▶ _EXERCISE GOAL_
Set the whole listing down again, word for word, with no pictures.

▶ _GIVEN RECORDS_
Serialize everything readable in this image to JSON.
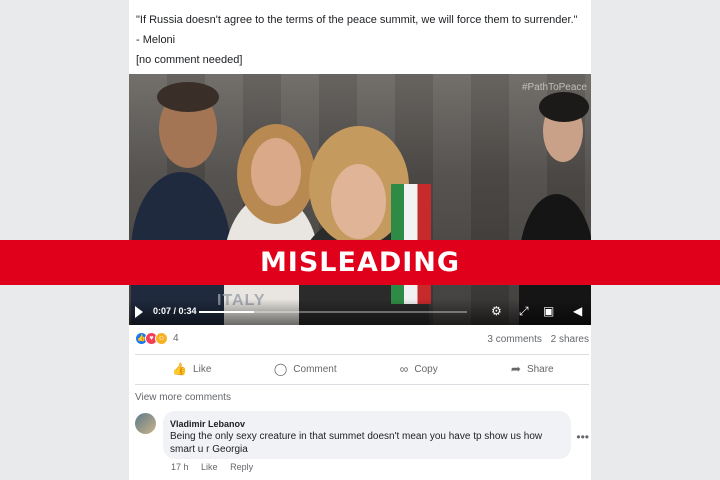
{
  "post": {
    "quote": "\"If Russia doesn't agree to the terms of the peace summit, we will force them to surrender.\"",
    "attribution": "- Meloni",
    "note": "[no comment needed]"
  },
  "video": {
    "hashtag": "#PathToPeace",
    "caption": "ITALY",
    "time": "0:07 / 0:34",
    "progress": 0.206,
    "icons": [
      "play-icon",
      "settings-icon",
      "fullscreen-icon",
      "pip-icon",
      "volume-icon"
    ]
  },
  "banner": {
    "label": "MISLEADING",
    "color": "#e0001b"
  },
  "reactions": {
    "count": "4",
    "icons": [
      "like-icon",
      "love-icon",
      "haha-icon"
    ]
  },
  "stats": {
    "comments": "3 comments",
    "shares": "2 shares"
  },
  "actions": {
    "like": "Like",
    "comment": "Comment",
    "copy": "Copy",
    "share": "Share"
  },
  "comments_section": {
    "view_more": "View more comments",
    "comment": {
      "author": "Vladimir Lebanov",
      "text": "Being the only sexy creature in that summet doesn't mean you have tp show us how smart u r Georgia",
      "age": "17 h",
      "like": "Like",
      "reply": "Reply"
    }
  }
}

▶ _WRITTEN ANSWER_
Serialize everything readable in this image to JSON.
{
  "post": {
    "quote": "\"If Russia doesn't agree to the terms of the peace summit, we will force them to surrender.\"",
    "attribution": "- Meloni",
    "note": "[no comment needed]"
  },
  "video": {
    "hashtag": "#PathToPeace",
    "caption": "ITALY",
    "time": "0:07 / 0:34",
    "progress": 0.206,
    "icons": [
      "play-icon",
      "settings-icon",
      "fullscreen-icon",
      "pip-icon",
      "volume-icon"
    ]
  },
  "banner": {
    "label": "MISLEADING",
    "color": "#e0001b"
  },
  "reactions": {
    "count": "4",
    "icons": [
      "like-icon",
      "love-icon",
      "haha-icon"
    ]
  },
  "stats": {
    "comments": "3 comments",
    "shares": "2 shares"
  },
  "actions": {
    "like": "Like",
    "comment": "Comment",
    "copy": "Copy",
    "share": "Share"
  },
  "comments_section": {
    "view_more": "View more comments",
    "comment": {
      "author": "Vladimir Lebanov",
      "text": "Being the only sexy creature in that summet doesn't mean you have tp show us how smart u r Georgia",
      "age": "17 h",
      "like": "Like",
      "reply": "Reply"
    }
  }
}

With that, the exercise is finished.